And he defended his controversial decision to drive to his parents' farm in County Durham after the first lockdown started, but admitted he had not "come clean" about all the reasons behind it, including "security concerns" around his family home in London.
This is the first major interview Mr Cummings has given, but he has answered MPs' questions on the government's response to Covid.
The claims made at that session were explosive, but he's since been criticised for failing to provide the evidence to back up some of those assertions.
 

Nicholas Lewis

Established Member
Joined
9 Aug 2019
Messages
1,773
Location
Surrey
He's been having his say again, this time in an interview conducted by his "best friend":

My instinct tells me this is accurate but unfortunately he is a busted flush and nobody's going to listen now let alone do anything about although i suspect the erstwhile leader of the opposition will waste time trying to exploit it at PMQs tomorrow.
 

Gloster

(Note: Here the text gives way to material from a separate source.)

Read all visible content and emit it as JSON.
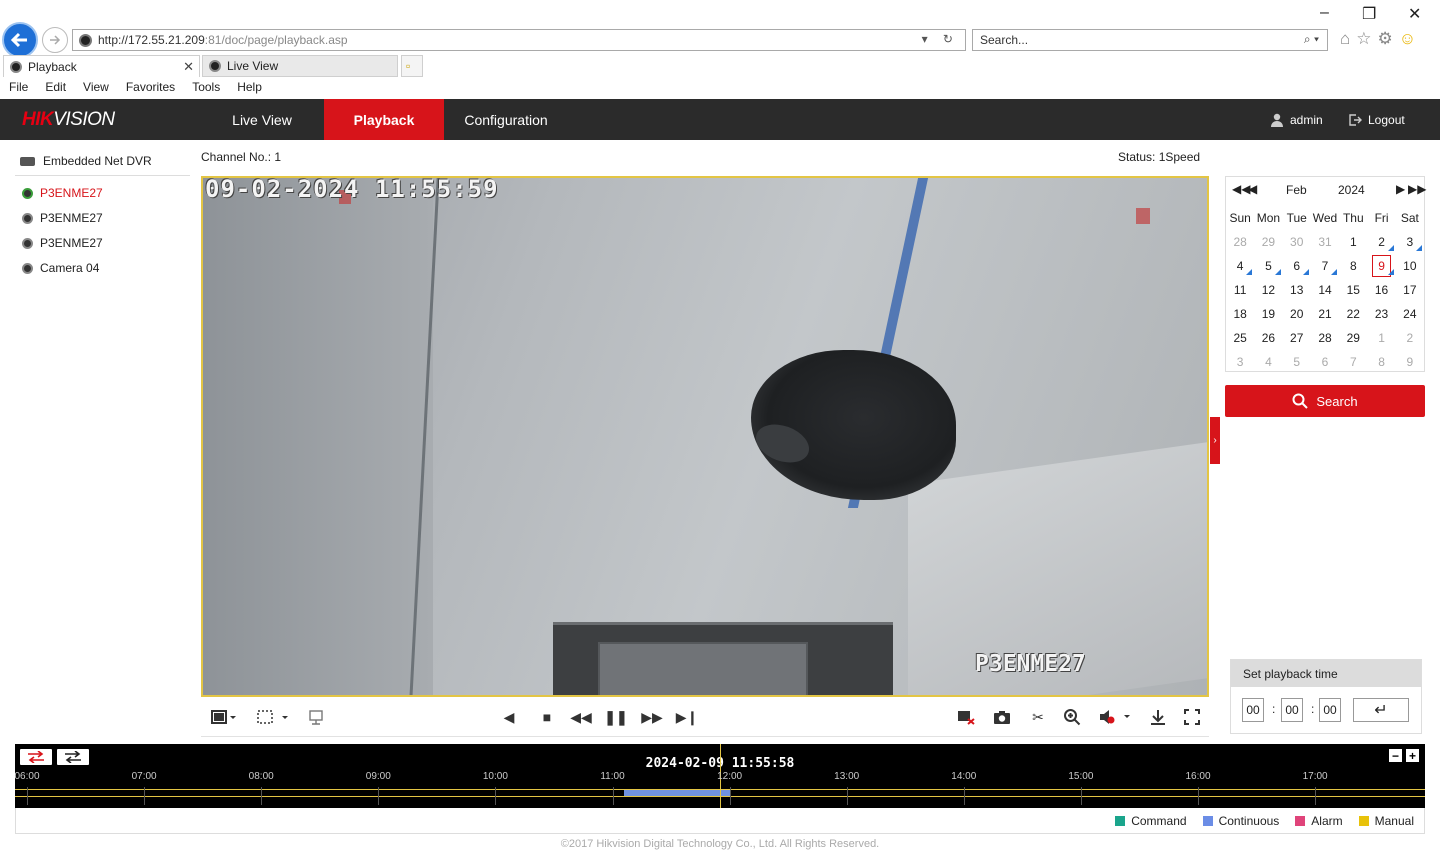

Established Member
Joined
4 Sep 2020
Messages
2,195
Location
Up the creek
Much as I don’t trust Boris Johnson and think that his various attitudes (inability to think things through, belief that he can away with anything, unpredictability as to whether he will carry through some wild comment or do a complete turnaround, etc.) mean that he is quite capable of anything, I am sceptical of Cummings’ claims. Most of them ring true, but I think that he is astute enough to avoid making claims that are too outlandish, however much his bitterness might make him want to go for a real killer (that might fail and raise doubts about everything else).
 

bspahh

Member
Joined
5 Jan 2017
Messages
850
If Cummings is lying here, then Johnson could deny it and sue for libel. However, in the article https://www.bbc.co.uk/news/uk-politics-57854811 this is the only denial of a fact:

Mr Cummings claimed that, on 18 March last year, the PM had said: "I'm going to see the Queen... That's what I do every Wednesday. Sod this. I'm going to go and see her."He added that he had told Mr Johnson: "There's people in this office who are isolating. You might have coronavirus. I might have coronavirus.
"You can't go and see the Queen. What if you go and see her and give the Queen coronavirus? You obviously can't go."
He continued: "I just said, 'If you give her coronavirus and she dies, what are you going to [do]? You can't do that. You can't risk that. That's completely insane.'
"And [the PM] said - he basically just hadn't thought it through - 'Yeah...I can't go'."
Downing Street denied that this incident took place and Buckingham Palace declined to comment.

That is a very specific denial of a single incident. If most things in this section were true but there was something which was not, then the denial would be true. Perhaps a very similar incident did take place.

I don't trust either of them, but for the statements in this article, I believe Cummings.
 

Top